DVD EXTRAS: It’s the last season so the extras really had to go all out and you know what, they totally did. Disc1 has an amusing commentary for “Conviction” by Joss Whedon the “Hey Kids: It’s Smile Time” featurette to back itself up but Disc 2 was even better with both Steven S. DeKnight, David Fury, Skip Schoolnik and Juliet Landau offering their own thoughts on Angel and Spike’s chequered history in their commentary for “Destiny”. Similarly effective is the dream team of David Boreanaz, Christian Kane and Brent Fletcher for “Soul Purpose” on Disc 3. Disc 4 gives us commentaries on two of the best episodes with “You’re Welcome” (David Fury/Christian Kane/Sarah Thompson) and “A Hole In The World” (Joss Whedon/Alexis Denisof/Amy Acker) as well as pulling in Charisma Carpenter for the “Angel 100” feature while Disc 5 has Adam Baldwin, Sarah Fain, Elizabeth Craft and Skip Schoolnik for “Underneath” and a blinding feature on stunts for the episode “Shells”. Disc 6 rounds things off nicely as Jeffrey Bell talks fondly of “Not Fade Away”, while other features include the usual set of bloopers, an informative overview of the fifth season, a nice run down of Angel’s best episode (though one or two choices are mystifying) and Recurring Villainy is great for fans of Darla, Drusilla, Lilah and Lindsey. With extras as comprehensive as this, no wonder the likes of Lost and Doctor Who go all out. There is a standard here of quality and quantity that only recently TV shows on DVD are beginning to strive for.

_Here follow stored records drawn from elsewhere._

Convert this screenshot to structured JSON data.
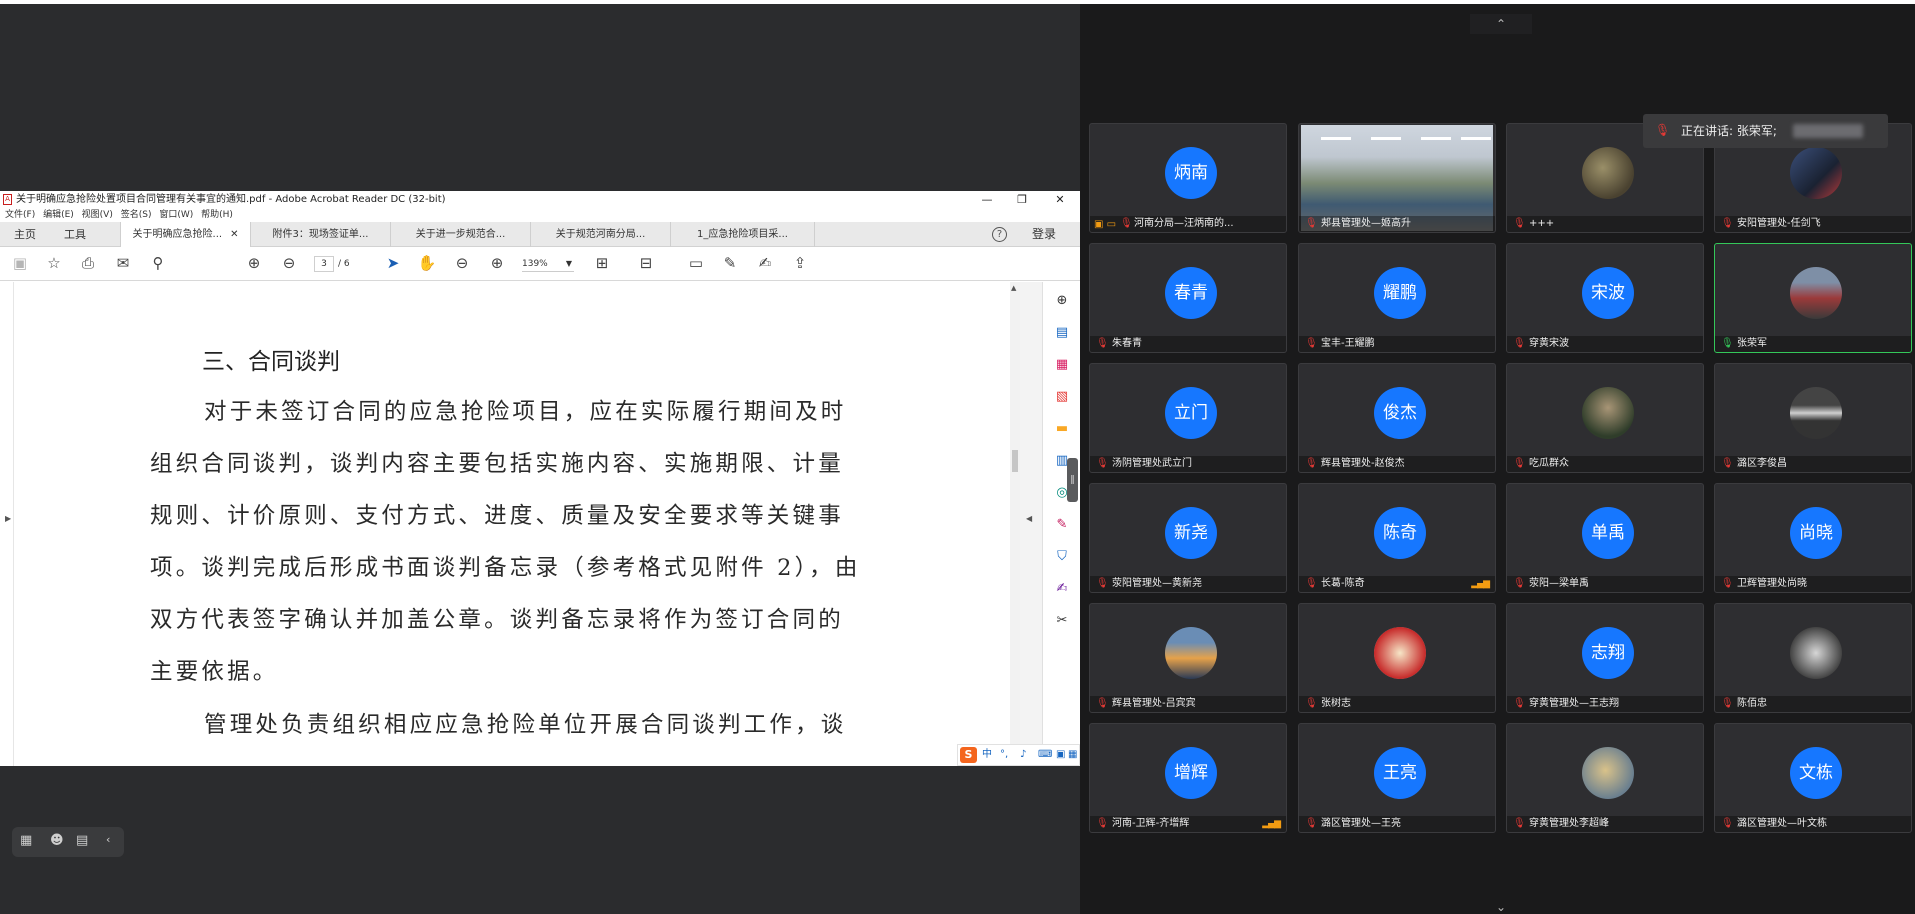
{
  "acrobat": {
    "window_title": "关于明确应急抢险处置项目合同管理有关事宜的通知.pdf - Adobe Acrobat Reader DC (32-bit)",
    "minimize": "—",
    "maximize": "❐",
    "close": "✕",
    "menu": [
      "文件(F)",
      "编辑(E)",
      "视图(V)",
      "签名(S)",
      "窗口(W)",
      "帮助(H)"
    ],
    "tabs": {
      "home": "主页",
      "tools": "工具",
      "docs": [
        "关于明确应急抢险...",
        "附件3：现场签证单...",
        "关于进一步规范合...",
        "关于规范河南分局...",
        "1_应急抢险项目采..."
      ]
    },
    "help_label": "?",
    "login": "登录",
    "page_current": "3",
    "page_total": "/ 6",
    "zoom": "139%",
    "page": {
      "heading": "三、合同谈判",
      "lines": [
        "对于未签订合同的应急抢险项目，应在实际履行期间及时",
        "组织合同谈判，谈判内容主要包括实施内容、实施期限、计量",
        "规则、计价原则、支付方式、进度、质量及安全要求等关键事",
        "项。谈判完成后形成书面谈判备忘录（参考格式见附件 2），由",
        "双方代表签字确认并加盖公章。谈判备忘录将作为签订合同的",
        "主要依据。",
        "管理处负责组织相应应急抢险单位开展合同谈判工作，谈"
      ]
    },
    "ime": {
      "logo": "S",
      "lang": "中"
    }
  },
  "meeting": {
    "speaking_label": "正在讲话: 张荣军;",
    "participants": [
      {
        "avatar_text": "炳南",
        "name": "河南分局—汪炳南的...",
        "avatar_style": "text"
      },
      {
        "avatar_text": "",
        "name": "郏县管理处—姬高升",
        "avatar_style": "video"
      },
      {
        "avatar_text": "",
        "name": "+++",
        "avatar_style": "rock"
      },
      {
        "avatar_text": "",
        "name": "安阳管理处-任剑飞",
        "avatar_style": "city"
      },
      {
        "avatar_text": "春青",
        "name": "朱春青",
        "avatar_style": "text"
      },
      {
        "avatar_text": "耀鹏",
        "name": "宝丰-王耀鹏",
        "avatar_style": "text"
      },
      {
        "avatar_text": "宋波",
        "name": "穿黄宋波",
        "avatar_style": "text"
      },
      {
        "avatar_text": "",
        "name": "张荣军",
        "avatar_style": "road"
      },
      {
        "avatar_text": "立门",
        "name": "汤阴管理处武立门",
        "avatar_style": "text"
      },
      {
        "avatar_text": "俊杰",
        "name": "辉县管理处-赵俊杰",
        "avatar_style": "text"
      },
      {
        "avatar_text": "",
        "name": "吃瓜群众",
        "avatar_style": "forest"
      },
      {
        "avatar_text": "",
        "name": "潞区李俊昌",
        "avatar_style": "car"
      },
      {
        "avatar_text": "新尧",
        "name": "荥阳管理处—黄新尧",
        "avatar_style": "text"
      },
      {
        "avatar_text": "陈奇",
        "name": "长葛-陈奇",
        "avatar_style": "text"
      },
      {
        "avatar_text": "单禹",
        "name": "荥阳—梁单禹",
        "avatar_style": "text"
      },
      {
        "avatar_text": "尚晓",
        "name": "卫辉管理处尚晓",
        "avatar_style": "text"
      },
      {
        "avatar_text": "",
        "name": "辉县管理处-吕宾宾",
        "avatar_style": "sky"
      },
      {
        "avatar_text": "",
        "name": "张树志",
        "avatar_style": "book"
      },
      {
        "avatar_text": "志翔",
        "name": "穿黄管理处—王志翔",
        "avatar_style": "text"
      },
      {
        "avatar_text": "",
        "name": "陈佰忠",
        "avatar_style": "smoke"
      },
      {
        "avatar_text": "增辉",
        "name": "河南-卫辉-齐增辉",
        "avatar_style": "text"
      },
      {
        "avatar_text": "王亮",
        "name": "潞区管理处—王亮",
        "avatar_style": "text"
      },
      {
        "avatar_text": "",
        "name": "穿黄管理处李超峰",
        "avatar_style": "climb"
      },
      {
        "avatar_text": "文栋",
        "name": "潞区管理处—叶文栋",
        "avatar_style": "text"
      }
    ]
  },
  "colors": {
    "avatar_blue": "#1677ff",
    "speaking_green": "#34c759",
    "mic_muted": "#e53935"
  },
  "icons": [
    "pdf-icon",
    "save-icon",
    "star-icon",
    "print-icon",
    "mail-icon",
    "search-icon",
    "up-icon",
    "down-icon",
    "cursor-icon",
    "hand-icon",
    "zoom-out-icon",
    "zoom-in-icon",
    "fit-icon",
    "measure-icon",
    "comment-icon",
    "pen-icon",
    "sign-icon",
    "send-icon",
    "mic-muted-icon",
    "mic-icon",
    "signal-icon"
  ]
}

EPISODE RATING FROM 1 TO 10:
5x01: Conviction = 9/10, 5x02: Just Rewards = 8/10,
5x03: Unleashed = 6/10, 5x04: Hell Bound = 9/10,
5x05: Life Of The Party = 8/10, 5x06: The Cautionary Tale Of Numero Cinco = 4/10,
5x07: Lineage = 9/10, 5x08: Destiny = 10/10,
5x09: Harm’s Way = 7/10, 5x10: Soul Purpose = 9/10,
5x11: Damage = 8/10, 5x12: You’re Welcome = 10/10,
5x13: Why We Fight = 5/10, 5x14: Smile Time = 8/10,
5x15: A Hole In The World = 10/10, 5x16: Shells = 9/10,
5x17: Underneath = 8/10, 5x18: Origin = 9/10,
5x19: Time Bomb = 7/10, 5x20: The Girl In Question = 3/10,
5x21: Power Play = 8/10, 5x22: Not Fade Away = 10/10.
Season Five is currently available on VHS and DVD.